In January 2010, a massive 7.0 magnitude earthquake hit Haiti. It was caused by a fault line running very close to Port-au-Prince and very near to the Earth's surface. Had the fault line been further beneath the earth, the damage would likely have been less to the city than what actually happened.12 As it stood, this earthquake was the worst quake in two centuries to hit the Caribbean nation and affected almost three million of its residents.13 Two strong aftershocks of 5.9 and 5.5 magnitudes in conjunction with the mainshock claimed many lives, some of which included emissaries from the UN, China, Jordan and France.14 In the end, the death toll was estimated at 222,750 people, with almost $7.8 billion in earthquake damages.15
During March 2011, Japan was hit with a 9.0 magnitude sub-sea earthquake about 231 northeast of Tokyo 15.2 miles below the ocean. It was the fourth largest earthquake in the world since 1900 and largest to hit Japan ever.16 The earthquake caused a tsunami to rise up and head towards Japan, hitting the coast near Fukushima. The death toll reached over 18,000 and also caused nuclear reactors in Fukushima to go into meltdown, causing more people to evacuate. No radiation poisoning or related deaths to the meltdown were reported.17
Before an earthquake, you need to be prepared. You should have a place in your home picked out to drop, cover and hold on to during the quake, usually underneath a sturdy piece of furniture or near an interior wall that won't fall on you.18 Having an emergency supply kit is crucial, especially if power or water goes off or if you're trapped in a particular portion of the house for days. Your emergency supply kit should include items like:
• First aid kit
• Survival kit (dust mask and goggles)
• Three gallons of water per person
• Food (snack bars, non-perishables, canned foods)
• Battery-operated radio and flashlights19
You should also prepare your home for earthquakes.
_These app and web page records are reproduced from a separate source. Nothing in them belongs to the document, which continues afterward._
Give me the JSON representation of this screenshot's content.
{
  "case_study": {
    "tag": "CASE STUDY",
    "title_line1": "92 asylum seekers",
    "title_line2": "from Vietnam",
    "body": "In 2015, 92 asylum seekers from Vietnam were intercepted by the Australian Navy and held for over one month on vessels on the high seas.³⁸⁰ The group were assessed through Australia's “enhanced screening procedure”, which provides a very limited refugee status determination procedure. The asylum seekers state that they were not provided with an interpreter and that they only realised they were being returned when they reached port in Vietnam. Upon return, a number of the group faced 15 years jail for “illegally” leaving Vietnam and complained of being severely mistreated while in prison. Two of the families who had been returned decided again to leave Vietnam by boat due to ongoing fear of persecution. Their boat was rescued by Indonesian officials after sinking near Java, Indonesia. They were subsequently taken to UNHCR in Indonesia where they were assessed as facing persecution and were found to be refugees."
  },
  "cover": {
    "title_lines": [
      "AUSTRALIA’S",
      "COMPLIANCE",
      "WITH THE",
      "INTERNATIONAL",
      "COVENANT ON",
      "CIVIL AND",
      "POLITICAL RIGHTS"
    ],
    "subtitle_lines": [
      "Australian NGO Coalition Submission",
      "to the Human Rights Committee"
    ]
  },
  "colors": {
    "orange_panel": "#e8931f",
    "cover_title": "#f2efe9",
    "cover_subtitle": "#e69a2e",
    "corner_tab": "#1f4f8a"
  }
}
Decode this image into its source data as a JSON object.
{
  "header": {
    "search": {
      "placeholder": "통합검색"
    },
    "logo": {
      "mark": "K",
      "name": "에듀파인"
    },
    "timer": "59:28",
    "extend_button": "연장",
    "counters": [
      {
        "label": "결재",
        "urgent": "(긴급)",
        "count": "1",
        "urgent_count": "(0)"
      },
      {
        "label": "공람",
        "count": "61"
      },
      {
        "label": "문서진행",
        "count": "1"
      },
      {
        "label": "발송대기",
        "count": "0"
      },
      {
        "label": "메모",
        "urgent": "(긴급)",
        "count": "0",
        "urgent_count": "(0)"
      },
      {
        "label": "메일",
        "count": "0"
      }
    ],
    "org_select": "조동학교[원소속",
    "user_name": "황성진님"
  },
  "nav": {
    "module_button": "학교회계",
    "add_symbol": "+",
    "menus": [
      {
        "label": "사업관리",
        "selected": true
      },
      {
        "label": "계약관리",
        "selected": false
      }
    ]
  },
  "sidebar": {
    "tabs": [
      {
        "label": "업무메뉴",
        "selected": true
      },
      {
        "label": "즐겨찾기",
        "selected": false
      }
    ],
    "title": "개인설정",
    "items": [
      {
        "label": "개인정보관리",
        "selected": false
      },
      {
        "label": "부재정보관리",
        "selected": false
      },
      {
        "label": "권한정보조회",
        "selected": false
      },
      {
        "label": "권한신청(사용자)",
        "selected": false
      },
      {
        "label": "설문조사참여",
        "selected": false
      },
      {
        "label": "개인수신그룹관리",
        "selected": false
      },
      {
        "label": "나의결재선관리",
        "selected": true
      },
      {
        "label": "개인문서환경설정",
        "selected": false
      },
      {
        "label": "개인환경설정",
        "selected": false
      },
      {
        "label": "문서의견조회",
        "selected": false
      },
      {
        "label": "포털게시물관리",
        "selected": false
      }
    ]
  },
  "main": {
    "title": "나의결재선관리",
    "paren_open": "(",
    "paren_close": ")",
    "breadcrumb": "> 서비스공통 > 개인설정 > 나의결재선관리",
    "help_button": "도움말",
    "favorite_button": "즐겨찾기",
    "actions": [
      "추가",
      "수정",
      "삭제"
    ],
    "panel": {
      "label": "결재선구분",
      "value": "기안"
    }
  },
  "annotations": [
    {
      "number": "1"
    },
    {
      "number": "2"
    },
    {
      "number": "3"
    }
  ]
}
According to Ready.gov, a part of FEMA, you can take steps like fastening your shelves security walls, placing heavy objects on lower shelves, storing breakable items, bracing overhead light fixtures, repairing defective electrical and gas connections.20 For more information on preparing your home, see their "Before an Earthquake" page. The CDC also has a long list of steps you can take to inspect and prepare your home for earthquakes, including securing rooms in the home, appliances, bathroom fixtures, overhead items, shelves, cabinets, furniture and more.21 You can read more on their Inspect for Home Hazards page.
Even with protecting your home, you should have an evacuation plan worked out with your family along with a communication plan, in case you're all not in the same place when the earthquake strikes or if the house isn't secure. You will need to know how to get in touch with each other, where you will each be, where you will need to be, and what to do during the earthquake. Ready.gov has a Family Emergency Plan sheet you can fill out and keep with you for when this happens.22 During an earthquake, just drop, take cover and hold on. According to ABC news, do not head for the doorway unless your house is collapsing. If you are outside or in your car during an earthquake, you need to stay away from buildings, trees, and power lines or other things that could fall on you.23 Make sure to wait until the mainshock is over before you consider coming out.